* TASK
Scan the records for "description" and copy each line that contains it.

Start of SOURCE RECORDS

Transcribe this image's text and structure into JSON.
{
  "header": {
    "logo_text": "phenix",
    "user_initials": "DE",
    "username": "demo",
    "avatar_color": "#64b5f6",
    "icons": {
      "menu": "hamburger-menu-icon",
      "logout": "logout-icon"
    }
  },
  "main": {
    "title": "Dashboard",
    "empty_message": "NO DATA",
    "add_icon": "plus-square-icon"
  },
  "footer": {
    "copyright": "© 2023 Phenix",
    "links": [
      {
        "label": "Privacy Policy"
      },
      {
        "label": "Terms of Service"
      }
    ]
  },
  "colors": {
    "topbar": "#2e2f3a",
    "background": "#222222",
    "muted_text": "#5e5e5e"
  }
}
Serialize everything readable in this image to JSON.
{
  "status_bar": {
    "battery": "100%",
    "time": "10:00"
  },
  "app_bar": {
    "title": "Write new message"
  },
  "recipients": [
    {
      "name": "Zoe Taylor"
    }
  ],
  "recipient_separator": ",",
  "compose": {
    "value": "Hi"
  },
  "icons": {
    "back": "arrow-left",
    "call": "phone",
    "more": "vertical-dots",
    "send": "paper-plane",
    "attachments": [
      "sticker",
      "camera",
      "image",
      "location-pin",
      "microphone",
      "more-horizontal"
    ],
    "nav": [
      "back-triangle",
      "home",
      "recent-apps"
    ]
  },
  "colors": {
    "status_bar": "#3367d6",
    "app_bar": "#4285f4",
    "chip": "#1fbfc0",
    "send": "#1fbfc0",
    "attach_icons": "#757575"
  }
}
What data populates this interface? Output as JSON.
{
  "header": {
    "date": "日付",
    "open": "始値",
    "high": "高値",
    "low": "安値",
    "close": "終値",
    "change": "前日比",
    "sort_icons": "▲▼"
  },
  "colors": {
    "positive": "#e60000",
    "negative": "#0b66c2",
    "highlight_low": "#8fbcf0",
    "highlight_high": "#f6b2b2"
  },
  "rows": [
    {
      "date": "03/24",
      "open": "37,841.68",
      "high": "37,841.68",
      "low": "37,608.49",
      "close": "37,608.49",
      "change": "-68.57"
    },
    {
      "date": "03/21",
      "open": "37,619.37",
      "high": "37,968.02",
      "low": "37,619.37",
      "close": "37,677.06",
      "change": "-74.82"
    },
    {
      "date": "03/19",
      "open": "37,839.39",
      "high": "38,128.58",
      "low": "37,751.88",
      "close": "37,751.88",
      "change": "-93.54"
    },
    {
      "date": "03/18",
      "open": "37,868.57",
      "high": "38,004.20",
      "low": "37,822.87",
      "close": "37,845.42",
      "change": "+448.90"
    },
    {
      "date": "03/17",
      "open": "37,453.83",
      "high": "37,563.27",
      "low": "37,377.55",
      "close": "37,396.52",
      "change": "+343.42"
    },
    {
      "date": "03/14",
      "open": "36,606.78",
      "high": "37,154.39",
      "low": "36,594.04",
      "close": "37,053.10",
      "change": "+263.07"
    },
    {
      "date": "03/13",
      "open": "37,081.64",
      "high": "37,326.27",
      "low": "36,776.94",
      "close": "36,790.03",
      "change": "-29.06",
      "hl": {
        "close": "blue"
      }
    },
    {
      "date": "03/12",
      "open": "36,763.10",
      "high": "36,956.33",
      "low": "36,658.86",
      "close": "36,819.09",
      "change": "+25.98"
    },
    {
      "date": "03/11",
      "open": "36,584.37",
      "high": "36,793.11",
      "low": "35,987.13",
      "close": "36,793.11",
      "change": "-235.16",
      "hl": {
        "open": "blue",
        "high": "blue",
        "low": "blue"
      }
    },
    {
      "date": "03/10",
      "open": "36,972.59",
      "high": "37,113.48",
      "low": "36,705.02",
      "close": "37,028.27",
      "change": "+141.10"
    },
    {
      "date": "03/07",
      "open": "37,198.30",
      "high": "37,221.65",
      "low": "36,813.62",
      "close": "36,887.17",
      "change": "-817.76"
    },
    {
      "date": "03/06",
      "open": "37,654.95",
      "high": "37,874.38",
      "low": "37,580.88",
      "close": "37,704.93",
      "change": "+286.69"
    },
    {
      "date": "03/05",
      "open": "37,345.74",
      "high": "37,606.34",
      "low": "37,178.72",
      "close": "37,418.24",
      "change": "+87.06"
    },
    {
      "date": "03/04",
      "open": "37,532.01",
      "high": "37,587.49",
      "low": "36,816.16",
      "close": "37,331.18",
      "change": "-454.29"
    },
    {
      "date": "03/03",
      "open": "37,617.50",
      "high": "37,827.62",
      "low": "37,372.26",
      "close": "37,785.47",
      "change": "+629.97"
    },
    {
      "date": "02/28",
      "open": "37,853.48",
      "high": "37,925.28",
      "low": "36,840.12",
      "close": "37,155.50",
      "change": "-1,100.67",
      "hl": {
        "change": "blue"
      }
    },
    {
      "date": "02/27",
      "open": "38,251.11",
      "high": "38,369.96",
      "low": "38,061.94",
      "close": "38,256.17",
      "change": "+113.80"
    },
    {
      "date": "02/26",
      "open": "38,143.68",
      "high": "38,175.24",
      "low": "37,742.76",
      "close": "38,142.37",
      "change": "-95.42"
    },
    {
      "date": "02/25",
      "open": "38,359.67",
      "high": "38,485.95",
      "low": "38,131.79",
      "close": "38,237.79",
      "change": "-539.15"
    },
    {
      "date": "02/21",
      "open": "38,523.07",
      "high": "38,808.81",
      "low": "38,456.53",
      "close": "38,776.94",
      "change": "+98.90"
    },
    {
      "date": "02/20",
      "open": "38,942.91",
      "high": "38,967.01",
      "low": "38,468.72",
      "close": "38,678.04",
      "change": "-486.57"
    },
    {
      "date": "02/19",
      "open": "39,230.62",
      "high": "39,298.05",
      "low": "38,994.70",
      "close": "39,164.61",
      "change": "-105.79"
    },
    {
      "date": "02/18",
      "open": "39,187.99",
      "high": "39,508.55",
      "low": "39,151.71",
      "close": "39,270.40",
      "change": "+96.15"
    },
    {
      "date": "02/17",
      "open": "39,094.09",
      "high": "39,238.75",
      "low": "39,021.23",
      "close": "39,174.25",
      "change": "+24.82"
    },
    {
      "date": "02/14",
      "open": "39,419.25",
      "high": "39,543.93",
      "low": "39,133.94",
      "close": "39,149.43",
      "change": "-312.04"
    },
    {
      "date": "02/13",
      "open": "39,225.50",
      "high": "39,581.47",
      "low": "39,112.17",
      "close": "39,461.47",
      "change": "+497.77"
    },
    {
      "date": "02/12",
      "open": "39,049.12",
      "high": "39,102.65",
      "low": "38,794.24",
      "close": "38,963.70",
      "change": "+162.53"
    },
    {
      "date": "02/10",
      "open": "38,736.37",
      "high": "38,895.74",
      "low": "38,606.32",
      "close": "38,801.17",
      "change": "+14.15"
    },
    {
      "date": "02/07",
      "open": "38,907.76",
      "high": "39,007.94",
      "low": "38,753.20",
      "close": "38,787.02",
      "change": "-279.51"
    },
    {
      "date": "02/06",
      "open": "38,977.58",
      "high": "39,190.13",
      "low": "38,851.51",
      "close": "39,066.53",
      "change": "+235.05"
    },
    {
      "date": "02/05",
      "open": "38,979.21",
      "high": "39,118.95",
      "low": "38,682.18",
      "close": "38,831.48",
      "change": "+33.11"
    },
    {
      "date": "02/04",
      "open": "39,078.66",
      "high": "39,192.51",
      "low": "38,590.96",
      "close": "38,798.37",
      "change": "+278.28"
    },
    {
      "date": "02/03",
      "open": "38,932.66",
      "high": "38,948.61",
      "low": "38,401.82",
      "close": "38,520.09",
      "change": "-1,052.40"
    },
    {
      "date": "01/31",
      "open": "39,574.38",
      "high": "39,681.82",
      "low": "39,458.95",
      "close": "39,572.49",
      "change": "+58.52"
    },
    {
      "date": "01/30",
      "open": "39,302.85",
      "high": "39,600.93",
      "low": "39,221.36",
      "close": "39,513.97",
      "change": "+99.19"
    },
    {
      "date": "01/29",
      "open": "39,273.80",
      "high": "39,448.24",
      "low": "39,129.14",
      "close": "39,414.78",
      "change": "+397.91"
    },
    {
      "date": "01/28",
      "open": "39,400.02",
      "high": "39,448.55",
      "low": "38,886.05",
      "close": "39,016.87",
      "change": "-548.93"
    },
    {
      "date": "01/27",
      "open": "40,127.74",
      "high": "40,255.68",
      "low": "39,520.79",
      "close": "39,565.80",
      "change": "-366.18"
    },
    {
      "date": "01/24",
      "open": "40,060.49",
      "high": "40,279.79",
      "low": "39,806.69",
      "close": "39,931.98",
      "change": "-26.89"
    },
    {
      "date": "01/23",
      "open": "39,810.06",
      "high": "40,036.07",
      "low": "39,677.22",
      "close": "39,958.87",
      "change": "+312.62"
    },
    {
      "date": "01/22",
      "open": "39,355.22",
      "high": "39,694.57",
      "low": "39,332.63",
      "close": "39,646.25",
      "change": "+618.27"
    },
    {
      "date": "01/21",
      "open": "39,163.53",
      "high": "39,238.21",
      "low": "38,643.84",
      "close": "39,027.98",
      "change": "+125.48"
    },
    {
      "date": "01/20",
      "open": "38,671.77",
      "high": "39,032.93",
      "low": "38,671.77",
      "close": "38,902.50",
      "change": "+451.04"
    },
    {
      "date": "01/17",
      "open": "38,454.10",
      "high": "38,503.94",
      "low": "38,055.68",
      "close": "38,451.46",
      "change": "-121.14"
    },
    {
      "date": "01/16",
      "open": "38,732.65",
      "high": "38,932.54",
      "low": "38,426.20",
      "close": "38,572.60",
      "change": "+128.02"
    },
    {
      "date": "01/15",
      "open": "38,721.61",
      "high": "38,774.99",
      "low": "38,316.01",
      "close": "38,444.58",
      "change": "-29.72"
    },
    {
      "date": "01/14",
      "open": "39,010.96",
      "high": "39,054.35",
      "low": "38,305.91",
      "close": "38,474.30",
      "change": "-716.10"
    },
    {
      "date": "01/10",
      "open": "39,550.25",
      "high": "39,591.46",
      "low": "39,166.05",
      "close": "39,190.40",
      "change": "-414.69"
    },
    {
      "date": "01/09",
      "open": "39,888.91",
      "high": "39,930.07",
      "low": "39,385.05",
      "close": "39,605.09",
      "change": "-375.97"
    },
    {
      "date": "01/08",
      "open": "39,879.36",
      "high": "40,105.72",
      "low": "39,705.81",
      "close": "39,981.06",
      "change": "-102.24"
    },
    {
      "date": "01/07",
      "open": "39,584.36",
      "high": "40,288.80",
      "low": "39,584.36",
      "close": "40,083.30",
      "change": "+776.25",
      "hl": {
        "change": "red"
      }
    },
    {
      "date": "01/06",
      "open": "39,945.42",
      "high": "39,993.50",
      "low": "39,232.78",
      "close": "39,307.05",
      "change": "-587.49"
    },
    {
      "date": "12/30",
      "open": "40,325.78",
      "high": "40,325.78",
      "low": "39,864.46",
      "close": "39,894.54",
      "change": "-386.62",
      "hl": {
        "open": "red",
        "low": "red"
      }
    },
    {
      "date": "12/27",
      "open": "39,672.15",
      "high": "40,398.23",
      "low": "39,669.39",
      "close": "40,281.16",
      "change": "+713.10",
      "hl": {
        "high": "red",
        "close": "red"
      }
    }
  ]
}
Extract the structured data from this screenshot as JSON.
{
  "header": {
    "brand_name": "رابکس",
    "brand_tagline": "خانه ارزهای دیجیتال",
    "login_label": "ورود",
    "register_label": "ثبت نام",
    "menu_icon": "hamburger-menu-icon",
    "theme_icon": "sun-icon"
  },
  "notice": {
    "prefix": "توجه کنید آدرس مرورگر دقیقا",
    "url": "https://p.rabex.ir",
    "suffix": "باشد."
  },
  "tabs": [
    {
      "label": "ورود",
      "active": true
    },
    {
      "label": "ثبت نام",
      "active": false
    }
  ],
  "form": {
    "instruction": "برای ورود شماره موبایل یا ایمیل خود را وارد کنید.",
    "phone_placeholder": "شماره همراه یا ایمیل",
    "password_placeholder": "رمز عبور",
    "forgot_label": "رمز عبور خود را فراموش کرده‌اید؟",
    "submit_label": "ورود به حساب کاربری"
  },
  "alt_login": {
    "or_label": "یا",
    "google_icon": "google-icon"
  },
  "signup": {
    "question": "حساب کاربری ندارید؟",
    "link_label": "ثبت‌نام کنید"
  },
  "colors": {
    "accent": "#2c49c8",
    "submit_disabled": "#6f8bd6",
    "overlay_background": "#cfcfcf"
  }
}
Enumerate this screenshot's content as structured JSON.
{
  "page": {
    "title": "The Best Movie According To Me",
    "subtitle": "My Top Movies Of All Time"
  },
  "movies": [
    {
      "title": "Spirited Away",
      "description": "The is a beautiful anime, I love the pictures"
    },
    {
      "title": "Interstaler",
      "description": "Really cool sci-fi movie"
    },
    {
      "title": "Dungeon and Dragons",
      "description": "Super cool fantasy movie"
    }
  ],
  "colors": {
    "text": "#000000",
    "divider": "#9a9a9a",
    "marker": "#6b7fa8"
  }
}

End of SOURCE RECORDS

* OUTPUT BELOW
      "description": "The is a beautiful anime, I love the pictures"
      "description": "Really cool sci-fi movie"
      "description": "Super cool fantasy movie"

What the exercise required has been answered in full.